AVAILABLE RECORDS section start

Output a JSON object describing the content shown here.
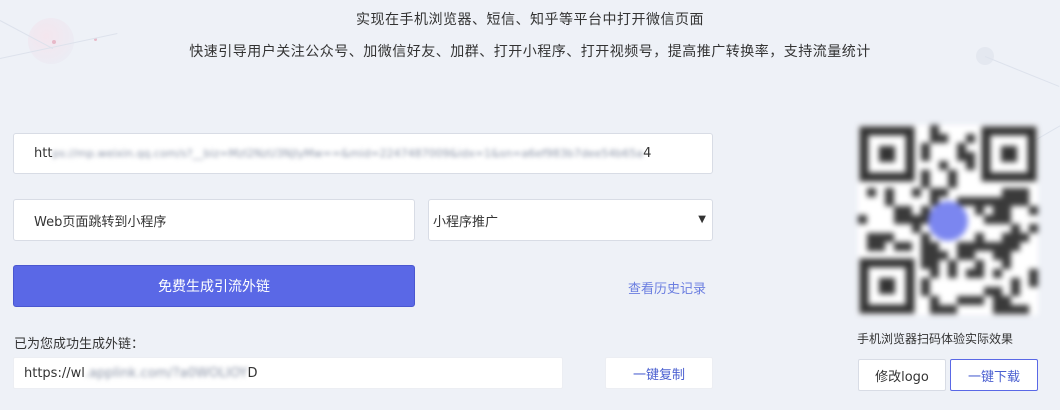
{
  "header": {
    "line1": "实现在手机浏览器、短信、知乎等平台中打开微信页面",
    "line2": "快速引导用户关注公众号、加微信好友、加群、打开小程序、打开视频号，提高推广转换率，支持流量统计"
  },
  "form": {
    "url_visible": "htt",
    "url_obscured": "ps://mp.weixin.qq.com/s?__biz=MzI2NzU3NjIyMw==&mid=2247487009&idx=1&sn=a6ef983b7dee54b65a",
    "url_tail": "4",
    "title_value": "Web页面跳转到小程序",
    "type_selected": "小程序推广",
    "type_caret": "▼"
  },
  "actions": {
    "generate_label": "免费生成引流外链",
    "history_label": "查看历史记录"
  },
  "result": {
    "success_label": "已为您成功生成外链：",
    "link_visible": "https://wl",
    "link_obscured": ".applink.com/?a0WOLIOY",
    "link_tail": "D",
    "copy_label": "一键复制"
  },
  "qr": {
    "caption": "手机浏览器扫码体验实际效果",
    "modify_logo_label": "修改logo",
    "download_label": "一键下载",
    "center_color": "#7b86f0"
  },
  "colors": {
    "accent": "#5a68e6",
    "link": "#6b7ee0",
    "background": "#eef1f7"
  }
}
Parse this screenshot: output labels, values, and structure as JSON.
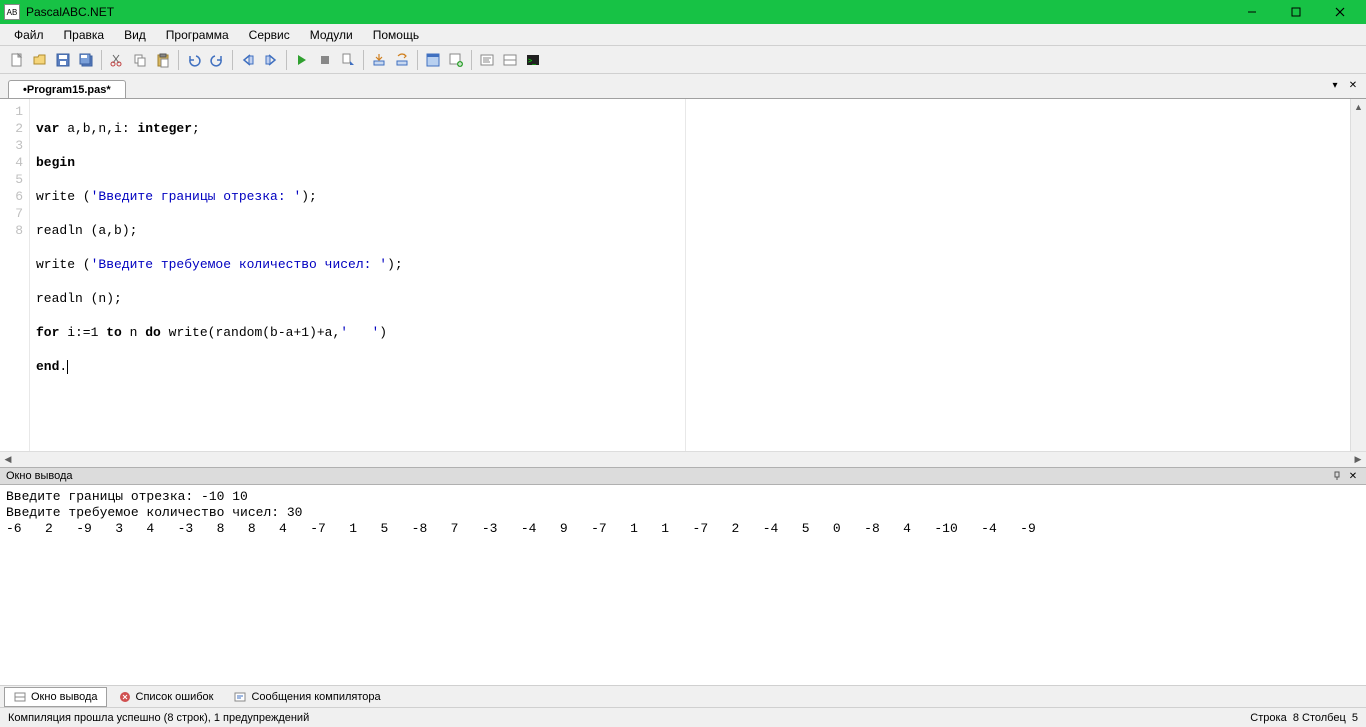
{
  "titlebar": {
    "app_title": "PascalABC.NET"
  },
  "menus": [
    "Файл",
    "Правка",
    "Вид",
    "Программа",
    "Сервис",
    "Модули",
    "Помощь"
  ],
  "tabs": {
    "active": "•Program15.pas*"
  },
  "editor": {
    "line_numbers": [
      1,
      2,
      3,
      4,
      5,
      6,
      7,
      8
    ],
    "lines": [
      {
        "kw1": "var",
        "t1": " a,b,n,i: ",
        "kw2": "integer",
        "t2": ";"
      },
      {
        "kw1": "begin",
        "t1": ""
      },
      {
        "t0": "write (",
        "str": "'Введите границы отрезка: '",
        "t1": ");"
      },
      {
        "t0": "readln (a,b);"
      },
      {
        "t0": "write (",
        "str": "'Введите требуемое количество чисел: '",
        "t1": ");"
      },
      {
        "t0": "readln (n);"
      },
      {
        "kw1": "for",
        "t1": " i:=1 ",
        "kw2": "to",
        "t2": " n ",
        "kw3": "do",
        "t3": " write(random(b-a+1)+a,",
        "str": "'   '",
        "t4": ")"
      },
      {
        "kw1": "end",
        "t1": "."
      }
    ]
  },
  "output": {
    "title": "Окно вывода",
    "lines": [
      "Введите границы отрезка: -10 10",
      "Введите требуемое количество чисел: 30",
      "-6   2   -9   3   4   -3   8   8   4   -7   1   5   -8   7   -3   -4   9   -7   1   1   -7   2   -4   5   0   -8   4   -10   -4   -9   "
    ]
  },
  "bottom_tabs": {
    "output": "Окно вывода",
    "errors": "Список ошибок",
    "compiler": "Сообщения компилятора"
  },
  "status": {
    "left": "Компиляция прошла успешно (8 строк), 1 предупреждений",
    "right_line_label": "Строка",
    "right_line": "8",
    "right_col_label": "Столбец",
    "right_col": "5"
  }
}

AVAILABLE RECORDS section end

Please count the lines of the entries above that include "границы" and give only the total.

SOLVED EXERCISE: 2